How can Canadians take the government seriously when it refuses to discipline its ethically challenged minister?

Toronto Port Authority
Oral Questions

2:45 p.m.

Ottawa West—Nepean
Ontario

Conservative

John Baird Minister of Transport

Mr. Speaker, once again we have a member of the Liberals' rat pack seeking to malign a hard-working minister in this government.

Let me say that the Minister of Natural Resources has brought more integrity to her office than many ministers whoever sat in cabinet from that party opposite.

Toronto Port Authority
Oral Questions

2:45 p.m.

Liberal

Bonnie Crombie Mississauga—Streetsville, ON

Mr. Speaker, the government is willing to take the Toronto Port Authority at its word when it suits its interests. Signing off on unauthorized expenses is not a problem. Hospitality policies violated but we need not worry because the board says that it is fine.

However, when the Port Authority asks for an audit by the Auditor General to shed light on the truth, the government covers up.

What do the Conservatives have to hide? Why are they afraid of what the Auditor General will find?

Toronto Port Authority
Oral Questions

2:45 p.m.

Ottawa West—Nepean
Ontario

Conservative

John Baird Minister of Transport

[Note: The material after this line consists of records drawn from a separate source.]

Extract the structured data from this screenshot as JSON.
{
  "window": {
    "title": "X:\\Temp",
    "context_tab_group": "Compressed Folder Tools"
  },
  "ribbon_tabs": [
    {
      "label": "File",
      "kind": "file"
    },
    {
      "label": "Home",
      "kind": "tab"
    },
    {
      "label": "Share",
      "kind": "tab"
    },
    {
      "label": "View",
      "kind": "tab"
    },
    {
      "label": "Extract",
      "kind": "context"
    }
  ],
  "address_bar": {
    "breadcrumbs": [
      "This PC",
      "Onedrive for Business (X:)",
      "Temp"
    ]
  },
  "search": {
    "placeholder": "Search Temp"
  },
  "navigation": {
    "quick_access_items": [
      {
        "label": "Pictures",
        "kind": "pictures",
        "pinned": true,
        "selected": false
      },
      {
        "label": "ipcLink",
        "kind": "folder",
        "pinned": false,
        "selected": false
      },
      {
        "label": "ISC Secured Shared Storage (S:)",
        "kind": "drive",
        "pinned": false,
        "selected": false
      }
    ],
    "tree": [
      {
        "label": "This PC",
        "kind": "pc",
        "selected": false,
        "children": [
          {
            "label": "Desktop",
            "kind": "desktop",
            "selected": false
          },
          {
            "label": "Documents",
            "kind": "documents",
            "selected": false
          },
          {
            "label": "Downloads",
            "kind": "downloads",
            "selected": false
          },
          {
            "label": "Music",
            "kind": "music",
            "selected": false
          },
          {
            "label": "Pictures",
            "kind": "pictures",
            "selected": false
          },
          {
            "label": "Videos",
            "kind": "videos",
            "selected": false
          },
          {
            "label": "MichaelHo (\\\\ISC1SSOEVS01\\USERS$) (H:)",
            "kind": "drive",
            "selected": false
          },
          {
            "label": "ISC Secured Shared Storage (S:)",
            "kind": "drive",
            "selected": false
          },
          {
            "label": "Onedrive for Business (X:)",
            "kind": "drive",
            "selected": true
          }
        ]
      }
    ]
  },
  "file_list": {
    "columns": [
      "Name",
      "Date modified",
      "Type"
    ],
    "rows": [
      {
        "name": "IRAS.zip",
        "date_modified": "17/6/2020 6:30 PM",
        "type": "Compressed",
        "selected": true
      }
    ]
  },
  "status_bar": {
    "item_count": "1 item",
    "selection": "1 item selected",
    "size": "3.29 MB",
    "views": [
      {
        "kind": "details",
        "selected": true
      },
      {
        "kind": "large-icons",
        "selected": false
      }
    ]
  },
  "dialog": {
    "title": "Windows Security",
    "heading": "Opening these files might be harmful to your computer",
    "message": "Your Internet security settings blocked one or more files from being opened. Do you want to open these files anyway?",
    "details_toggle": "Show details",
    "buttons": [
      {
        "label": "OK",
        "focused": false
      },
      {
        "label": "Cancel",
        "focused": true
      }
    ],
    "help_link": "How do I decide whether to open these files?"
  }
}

Mr. Speaker, the Toronto Port Authority operates on an arm's-length basis. We look to its directors and to its audit committee. We look to ensure that all of its statements are audited each and every year, which has always happened.

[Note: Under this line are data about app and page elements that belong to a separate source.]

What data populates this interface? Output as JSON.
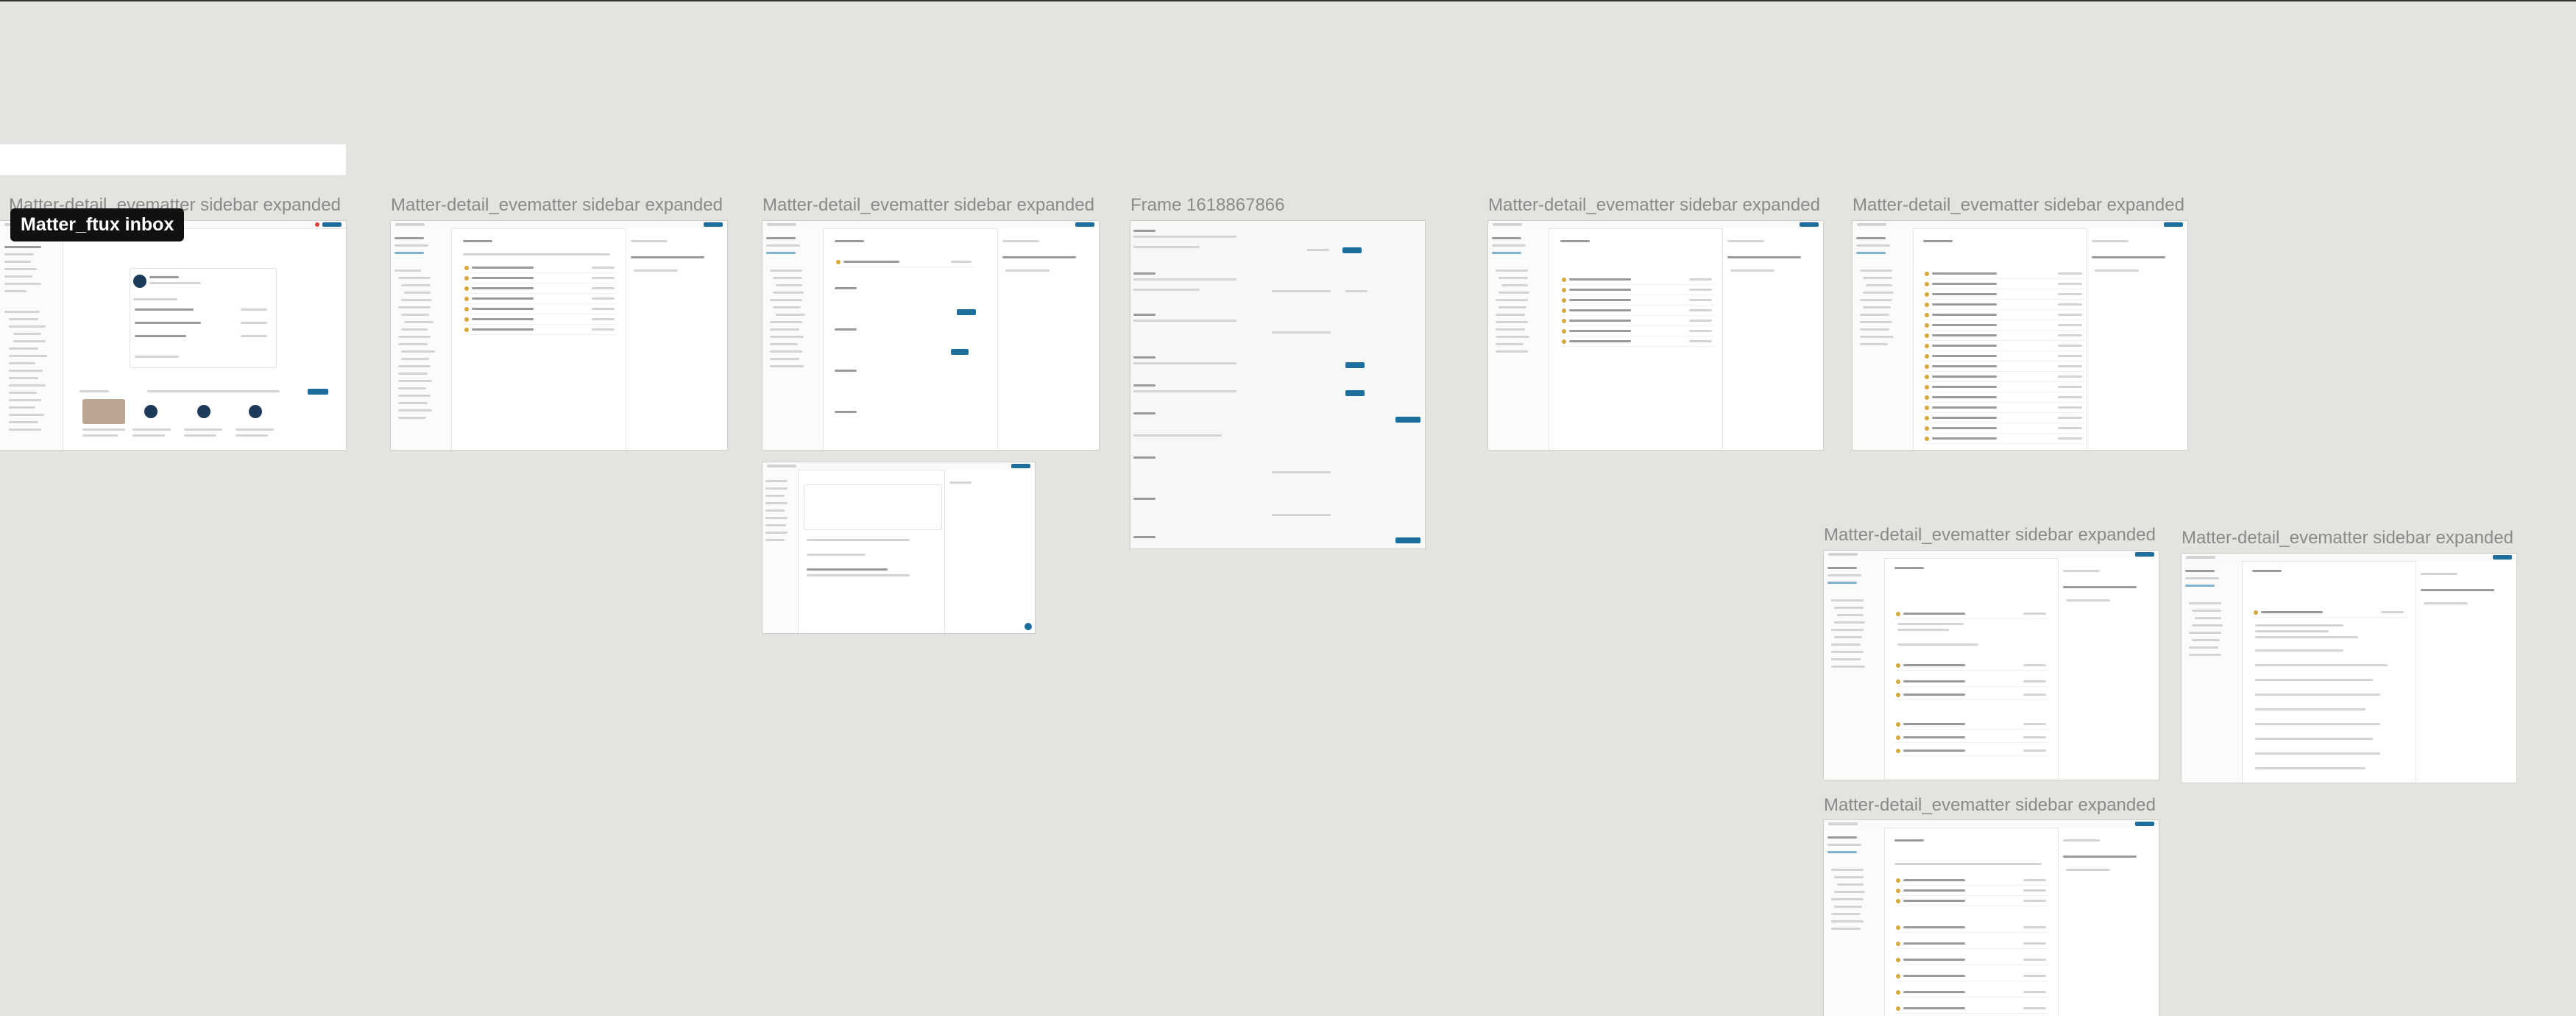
{
  "canvas": {
    "background": "#e3e3e0",
    "accent": "#1c6e9c"
  },
  "tooltip": {
    "text": "Matter_ftux inbox"
  },
  "frames": [
    {
      "id": "f1",
      "label": "Matter-detail_evematter sidebar expanded"
    },
    {
      "id": "f2",
      "label": "Matter-detail_evematter sidebar expanded"
    },
    {
      "id": "f3",
      "label": "Matter-detail_evematter sidebar expanded"
    },
    {
      "id": "f4",
      "label": "Frame 1618867866"
    },
    {
      "id": "f5",
      "label": "Matter-detail_evematter sidebar expanded"
    },
    {
      "id": "f6",
      "label": "Matter-detail_evematter sidebar expanded"
    },
    {
      "id": "f7",
      "label": "Matter-detail_evematter sidebar expanded"
    },
    {
      "id": "f8",
      "label": "Matter-detail_evematter sidebar expanded"
    },
    {
      "id": "f9",
      "label": "Matter-detail_evematter sidebar expanded"
    }
  ],
  "icons": [
    "sidebar-icon",
    "help-icon",
    "avatar-icon"
  ]
}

The Toronto Port Authority also undergoes, as do all similar port authorities and crown corporations, a special examination every five years, and that will be happening this year.

Finance
Oral Questions

2:45 p.m.

Conservative

Mike Wallace Burlington, ON

Mr. Speaker, today, the Minister of Finance and the Minister of Health announced the site of the February meeting of the G7 finance ministers and the central bank governors.

Could the Minister of Health please tell the House the significance of today's announcement?

Finance
Oral Questions

2:45 p.m.

Nunavut
Nunavut

Conservative

Leona Aglukkaq Minister of Health

Mr. Speaker, I am pleased to announce that the meeting of the G7 finance ministers and central bank governors will be hosted in Iqaluit, Nunavut.

At such an important and challenging time, I can think of no better location for an international meeting focused on collaboration to resolve shared challenges.

Throughout its long history, the people of Nunavut and all of Canada's north have demonstrated a community spirit and steadfast determination to overcome adversity.

[Member spoke in Inuktitut]

Broadcasting Industry
Oral Questions

November 18th, 2009 / 2:45 p.m.

NDP

Charlie Angus Timmins—James Bay, ON

Mr. Speaker, Canadians are fed up with the ridiculous media war between the broadcasters and the cable giants.

On the one hand, the cable giants have racked up $2.1 billion in profits while jacking up cable rates year after year and, on the other hand, the broadcasters are crying destitution after blowing $740 million on U.S. programs.

Meanwhile, Canadian consumers are getting gouged, local television is being held hostage and Canada's amazingly versatile film and television industry is being hung out to dry.

What steps will the minister take to put an end to this corporate circus?

Broadcasting Industry
Oral Questions

2:45 p.m.

Port Moody—Westwood—Port Coquitlam
B.C.

Conservative

James Moore Minister of Canadian Heritage and Official Languages

Mr. Speaker, I appreciate the question and obviously all Canadians have been paying attention to this important debate. What we have done are two things most recently that are very important.

First, we gave a section 15 requirement to the CRTC that the most important thing it needs to do in its consideration and deliberation over this very important issue is to put consumers first. We want to ensure that consumers are put first in this conversation and discussion.

The second thing we have done is to bring together all the stakeholders, which is what the member is talking about. We have brought together all the partners and we have reached an agreement on part II fees which gives $450 million in immediate relief to the industry. This is good for all Canadians.